In concerns pertaining to health services, patients require not just assurances regarding the quality of services received, but also that their investment in a particular health institution is recognized. Customers of a health institution rely on the services provided to them by the hospital. Whether they are on admission, receiving outpatient consultations, purchasing medications from the hospital's pharmacy, or receiving medical social services, they rely on the employees responsible for handling their issues to provide superior service in order to increase customer satisfaction. When service interactions are not effectively monitored and handled, or are not handled at all, the result is a poor sense of service quality and dissatisfied customers; therefore, a well managed comprehensive quality management framework is required.
1.8 LIMITATION OF THE RESEARCH
This research is limited to the operations of one hospital; this is concomitant to the constraint on the duration of this investigation. This research will examine the idea of Total quality management's effective implementation at the University of Ilorin Teaching Hospital.
This study will be constrained by the researcher's lack of available time to conduct an exhaustive inquiry and the expensive cost of gathering the necessary materials. Another barrier that serves as a limiting element is the healthcare staff's unwillingness to provide essential information.
The scope and influence of human resource management on the implementation of total quality management are further investigated. Consequently, the findings cannot be applied to other hospitals.
1.9 DEFINITION OF TERMS
i. Total Quality Management: W. Edwards Deming developed the management concept of Total Quality Management (or TQM).
TQM is based on reducing manufacturing or service process errors, increasing customer satisfaction, streamlining supply chain management, pursuing equipment modernization, and ensuring the highest level of employee training. From the free encyclopedia Wikipedia (April 19, 2010).

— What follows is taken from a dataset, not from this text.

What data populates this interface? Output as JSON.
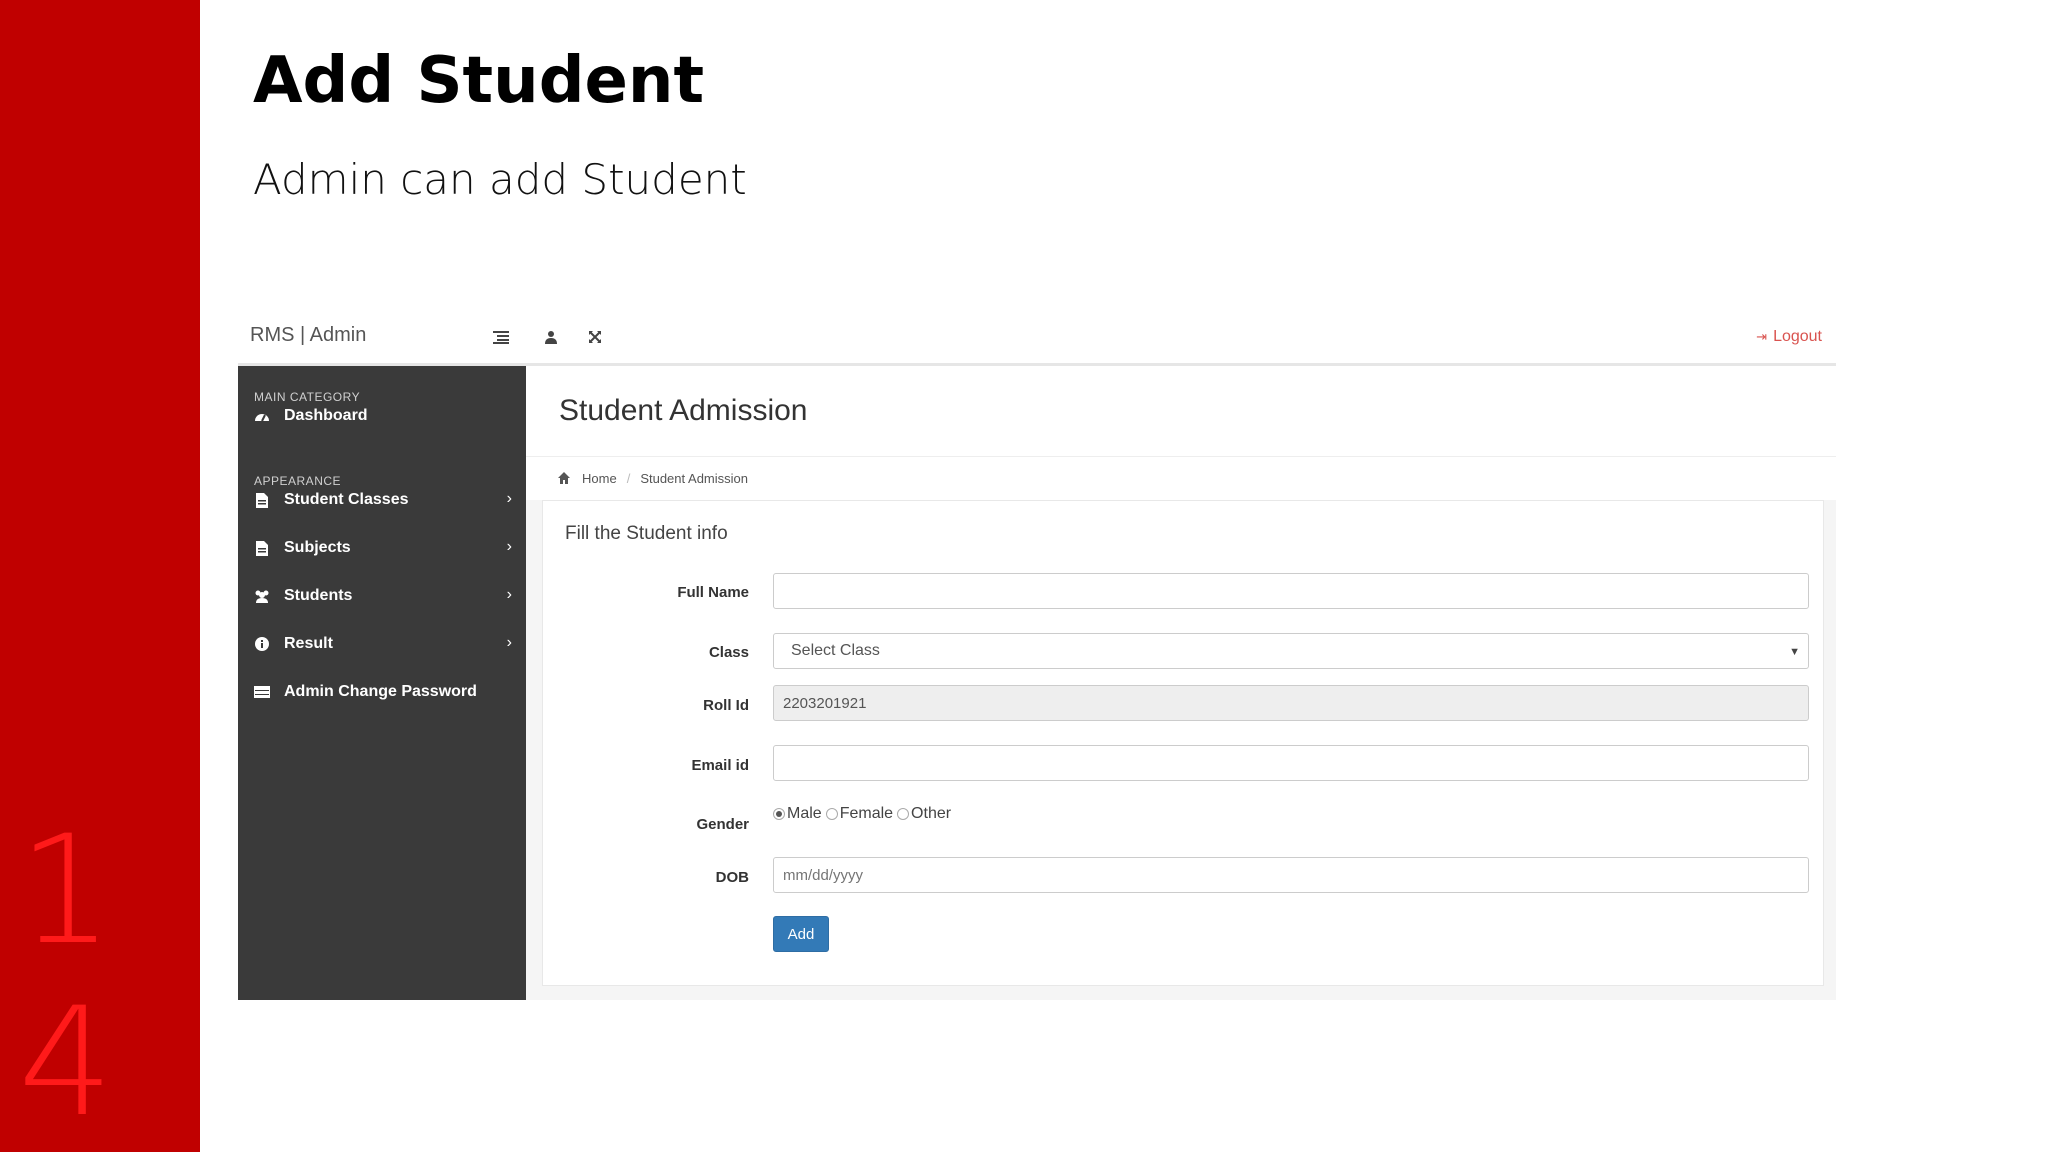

ii. Quality is among the most frequently misinterpreted words in management. What are the characteristics of a high-quality pair of shoes or bank account? It is pointless to make claims about the quality of a product or service without reference to its intended application or function.
THE IMPACT OF MANAGING HUMAN RESOURCES ON MANAGING TOTAL QUALITY